Sodium Bicarbonate is a white solid that is crystalline but often appears as a fine powder. It has a slightly salty, alkaline taste resembling that of Washing Soda (Sodium Carbonate).
Since it has long been known and is widely used, the salt has many related names such as Baking Soda, Bread Soda, Cooking Soda, and Bicarbonate of Soda.
The word Saleratus, from Latin Sal æratus meaning Aerated salt, was widely used in the 19th century for both Sodium Bicarbonate and Potassium Bicarbonate. The term has now fallen out of common usage.
The ancient Egyptians used natural deposits of natron, a mixture consisting mostly of Sodium Carbonate decahydrate, and Sodium Bicarbonate. The natron was ground up, solvated, and used as paint for hieroglyphics.
NaHCO3 is mainly prepared by the solvay process, which is the reaction of Sodium Chloride, ammonia, and carbon dioxide in Water. Calcium Carbonate is used as the source of CO2 and the resultant calcium oxide is used to recover the ammonia from the ammonium chloride. The product shows a low purity (75%).
Pure product is obtained from Sodium Carbonate, Water and carbon dioxide as reported in one of the following reactions. It is produced on the scale of about 100,000 tonnes / year.
In 1791, a French chemist, Nicolas Leblanc, produced Sodium carbonate, also known as Soda Ash.

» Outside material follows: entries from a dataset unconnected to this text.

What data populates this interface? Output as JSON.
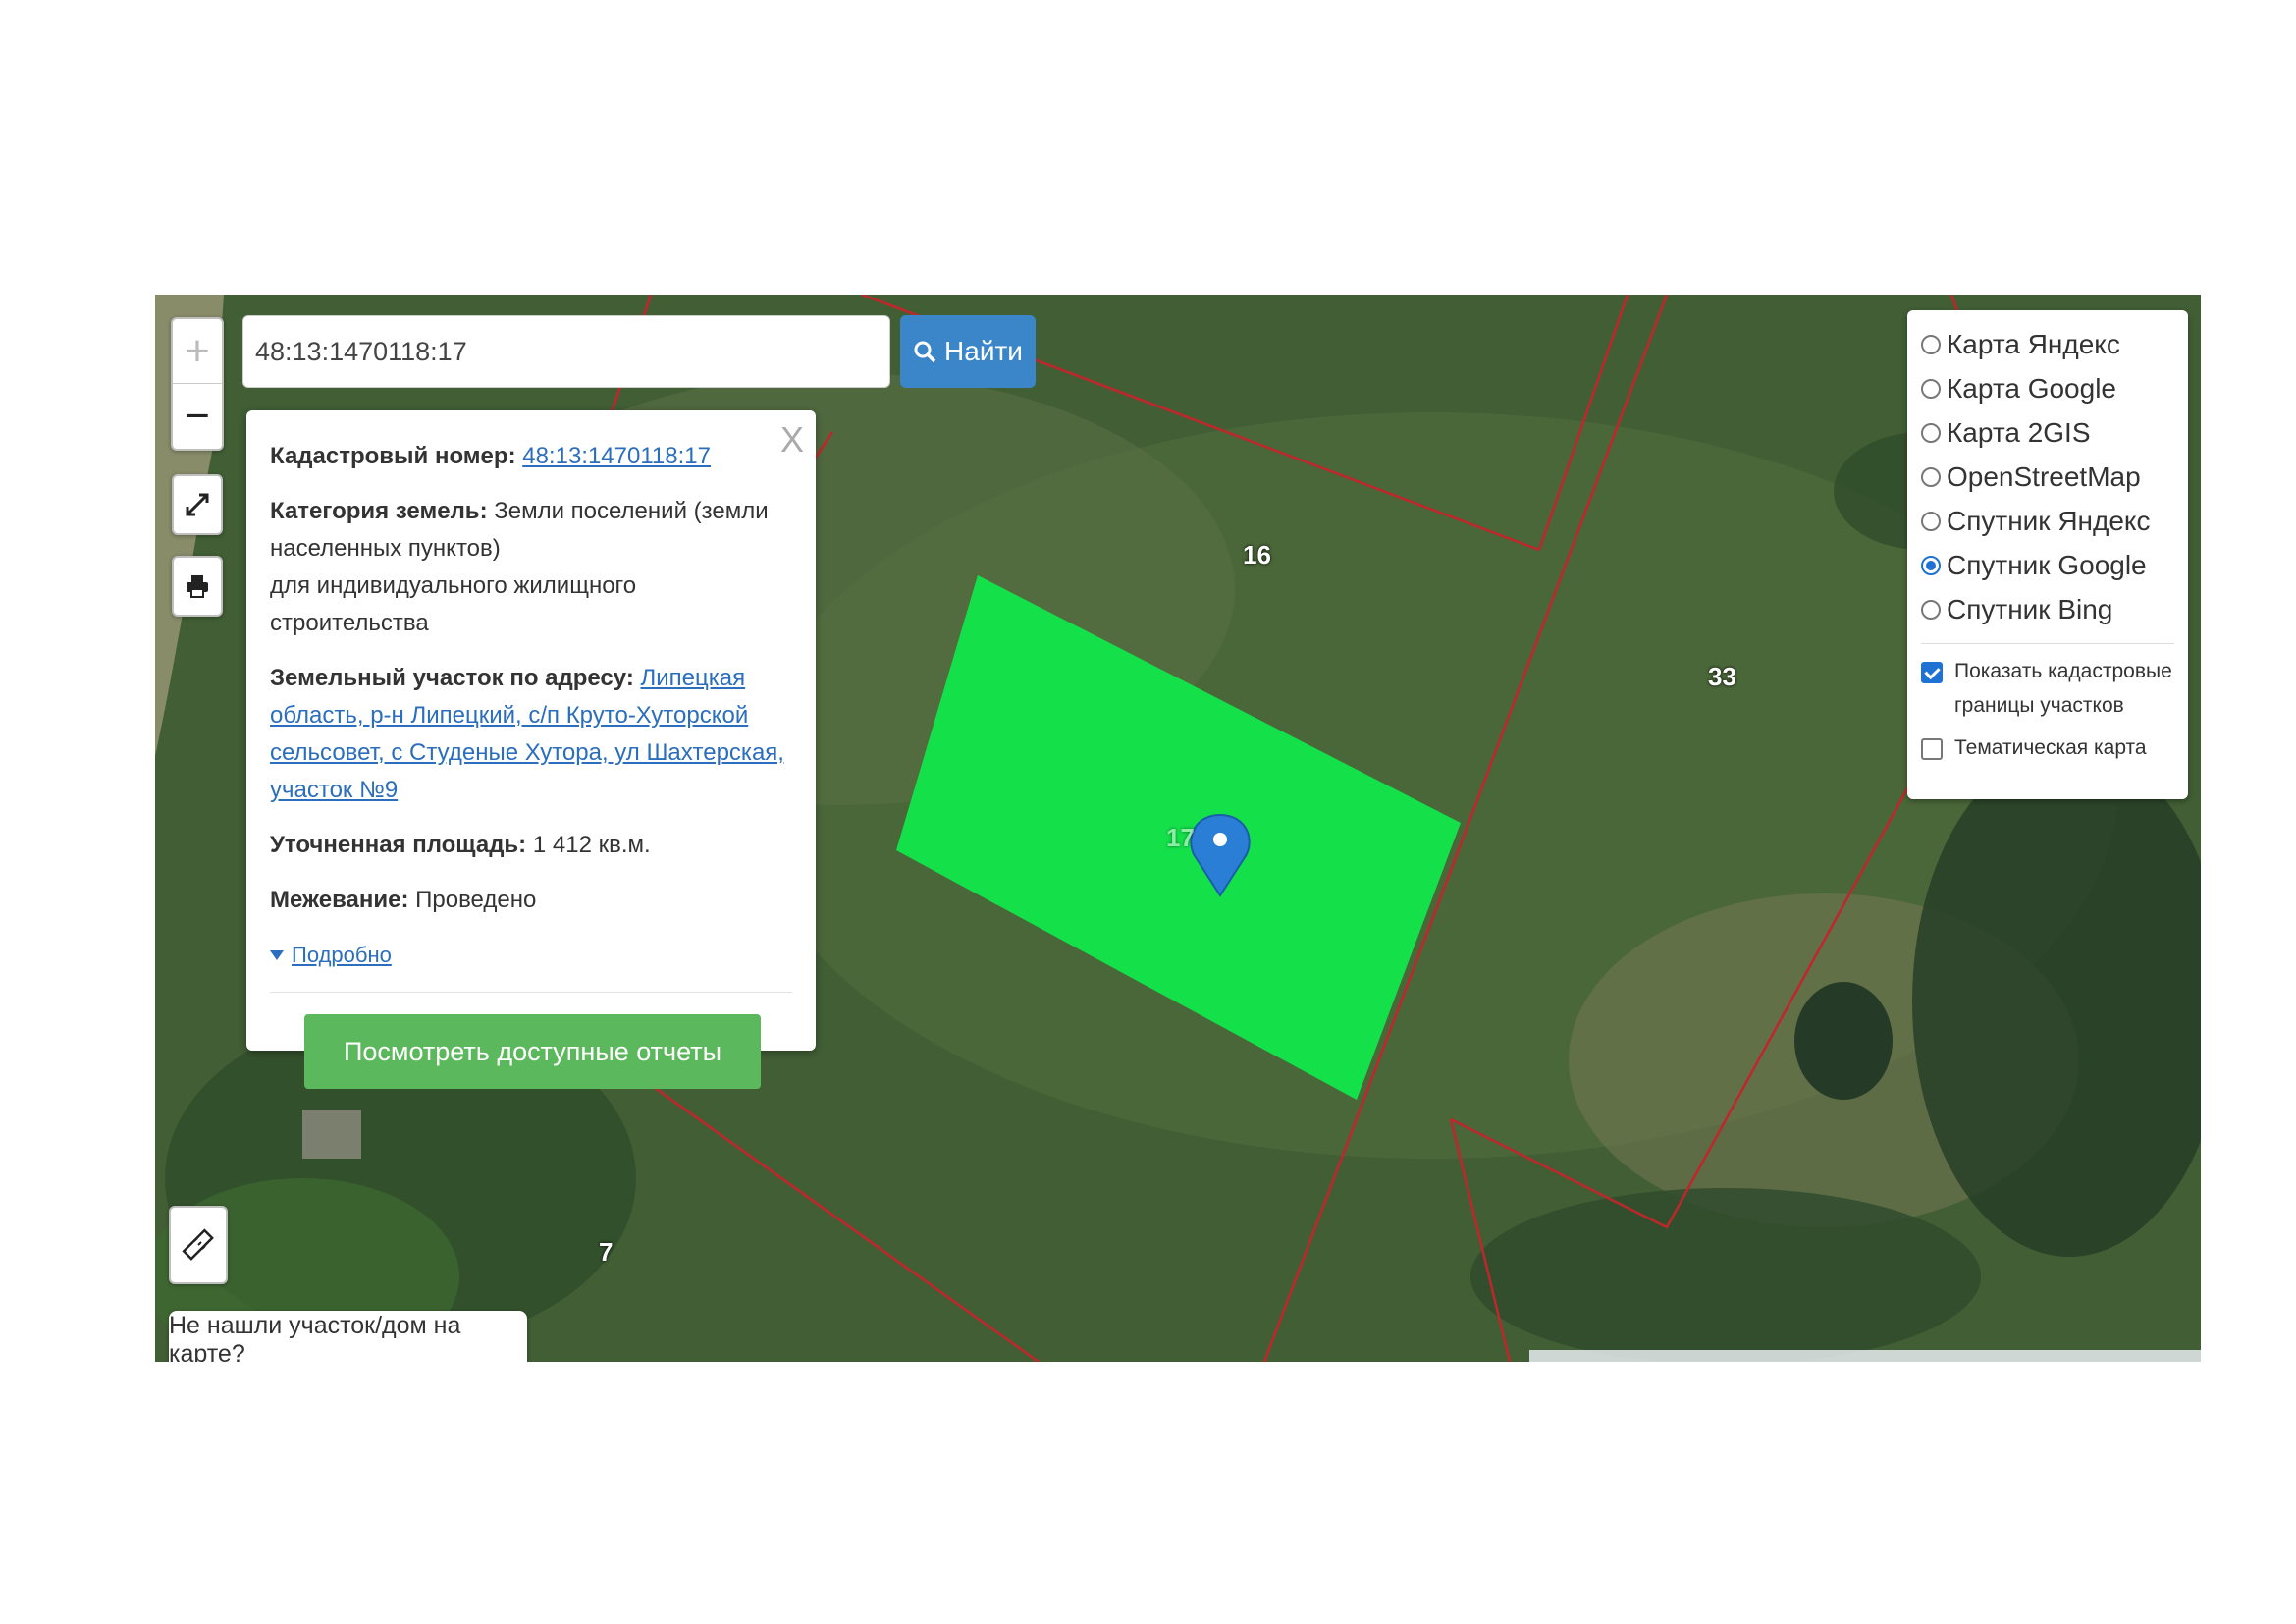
{
  "search": {
    "value": "48:13:1470118:17",
    "button": "Найти"
  },
  "zoom": {
    "in": "+",
    "out": "−"
  },
  "icons": {
    "search": "magnifier-icon",
    "fullscreen": "expand-arrows-icon",
    "print": "printer-icon",
    "ruler": "ruler-icon",
    "close": "close-icon",
    "marker": "map-pin-icon"
  },
  "popup": {
    "close": "X",
    "cadastral_label": "Кадастровый номер:",
    "cadastral_value": "48:13:1470118:17",
    "category_label": "Категория земель:",
    "category_value": "Земли поселений (земли населенных пунктов)",
    "usage": "для индивидуального жилищного строительства",
    "address_label": "Земельный участок по адресу:",
    "address_value": "Липецкая область, р-н Липецкий, с/п Круто-Хуторской сельсовет, с Студеные Хутора, ул Шахтерская, участок №9",
    "area_label": "Уточненная площадь:",
    "area_value": "1 412 кв.м.",
    "survey_label": "Межевание:",
    "survey_value": "Проведено",
    "details": "Подробно",
    "report_button": "Посмотреть доступные отчеты"
  },
  "layers": {
    "options": [
      {
        "label": "Карта Яндекс",
        "selected": false
      },
      {
        "label": "Карта Google",
        "selected": false
      },
      {
        "label": "Карта 2GIS",
        "selected": false
      },
      {
        "label": "OpenStreetMap",
        "selected": false
      },
      {
        "label": "Спутник Яндекс",
        "selected": false
      },
      {
        "label": "Спутник Google",
        "selected": true
      },
      {
        "label": "Спутник Bing",
        "selected": false
      }
    ],
    "show_borders": "Показать кадастровые границы участков",
    "show_borders_checked": true,
    "thematic": "Тематическая карта",
    "thematic_checked": false
  },
  "plots": {
    "p16": "16",
    "p33": "33",
    "p17": "17",
    "p7": "7"
  },
  "not_found": "Не нашли участок/дом на карте?",
  "colors": {
    "selected_plot": "#14e04a",
    "border": "#c0262b",
    "accent": "#3a86c8",
    "report_btn": "#5cb85c"
  }
}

Commercial quantities of Baking Soda are also produced by a similar method: Soda Ash, mined in the form of the ore trona, is dissolved in Water and treated with carbon dioxide. Sodium Bicarbonate precipitates as a solid from this method: Na2CO3 + CO2 + H2O → 2 NaHCO3.
Sodium Bicarbonate is amphoteric, reacting with acids and bases. It reacts violently with acids, releasing CO2 gas as a reaction product. Sodium Bicarbonate is not recommended for the clean up of acid spills, as the heat produced increases the reactivity of the acid.
Sodium Bicarbonate has difference between Baking Soda and Baking Powder. Baking Powder contains Baking Soda, as well as a powdered acid and cornstarch.
In scientific terms, Baking Soda is a pure substance, Baking Powder is a mixture.
Baking Soda is alkaline, so acid is used in baking powder to avoid a metallic taste when the chemical change during baking creates Sodium Carbonate.